    Sometimes buyers purchase a unit from a builder because of the area and not the builder themselves. With so many to choose from you should make sure that the builder has a good reputation, that they have finished previous pre-construction projects on time, that there was no issues with workmanship, etc. How do you find this out? You speak to homeowners, who bought in different areas but are with that very same builder. Reputation in this business is everything and buyers will be the first source of honesty you should seek!

    Second, if this is an investment or even a purchase for yourself, make sure that there are amenities planned in the area, such as shopping, schools, medical clinics, etc. If you are planning to rent this property out in the future, you want to attract tenants who are looking for the same amenities as well.

    Looks Pretty But It Could Be Costly!

    Budget for upgrades. It’s always nice to walk through the model home and imagine that granite countertop or those stainless steel appliances but everything comes at a cost. Look at what you have been qualified for and add 10-20% for upgrades – with some builders it may even be higher!
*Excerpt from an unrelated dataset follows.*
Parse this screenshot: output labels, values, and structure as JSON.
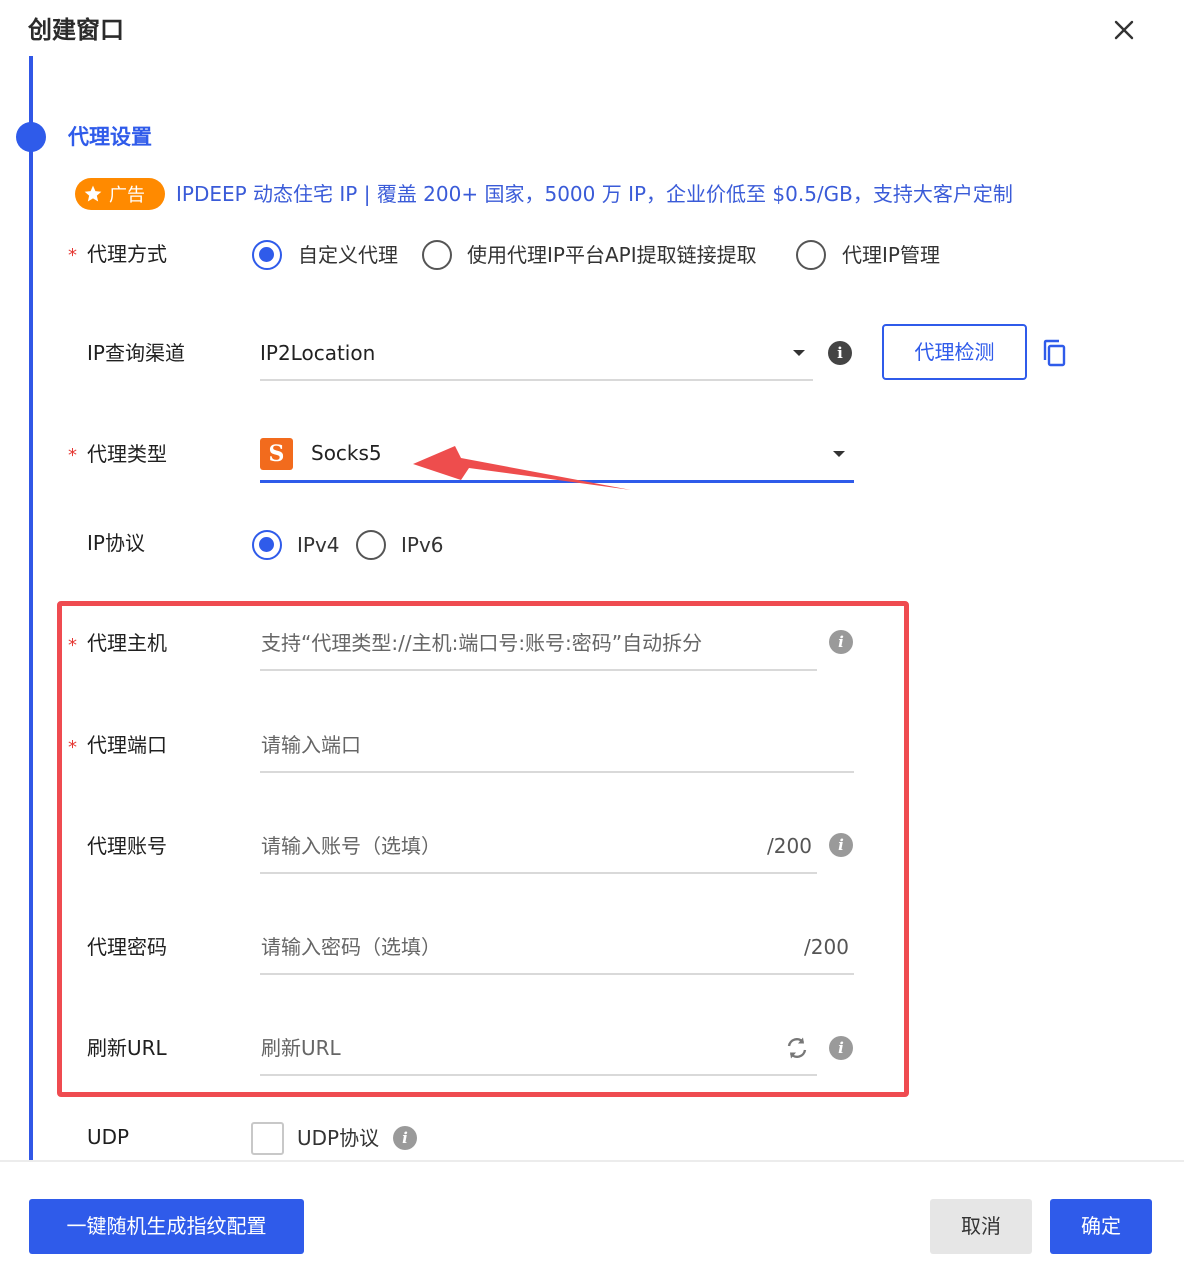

Remember you can move in and always upgrade later – you will probably pay less in the end!

    Last year, I worked with a client, who’s purchase price was $980,000 however just before closing he added $30,000 in upgrades without checking if he could still afford it. Unfortunately, he could no longer qualify for the A lender that had pre-approved him. We had to take him to a B lender and the rate was much higher than what he qualified for!   Be careful of what you add on – always speak to your mortgage professional to see if it is still affordable for you.

    Take The Necessary Time to Review With Your Lawyer

    With every pre-construction purchase, the builder gives you 10 days to back out of the deal. I always advise my clients to pay the few hundred dollars to have their lawyer review the deal – it could end up saving you thousands of dollars and years of heart-ache. Not every builder’s contract is the same – sometimes there are hidden costs that are not easily understood by the buyer – lawyers know what to look for and how to decipher the documents to find those hidden costs.

    Tarion Is A Must!

    Not every builder is registered with Tarion, which is the Home Builder Warranty that comes with every pre-construction home and/or condo. Most if not all lenders require the Tarion Warranty so ensure your builder has it and that it is in the contract you sign.

    Inspect the Property and Expect Delays

    Even if you are buying pre-construction you want to spend the money to have your condo unit, single family home or even stacked townhome inspected. Inspectors are trained to see defects that ordinary buyers cannot see. Having the home inspected pre-closing can save you time, money and heart-ache. If the home is defective in anyway you can demand that the builder fix it before you take possession – afterwards it might be more difficult and time consuming chasing them for every repair you find.

    Finally, expect delays. We live in a country where the weather can cause unexpected delays in construction or workers may strike without notice. These are things that builders can’t control and unfortunately they are then passed down to the homeowner – you! Hope for the best but expect the worst!

    Still considering pre-construction? I hope this article will help you look out for those things that can cost you more than you expected!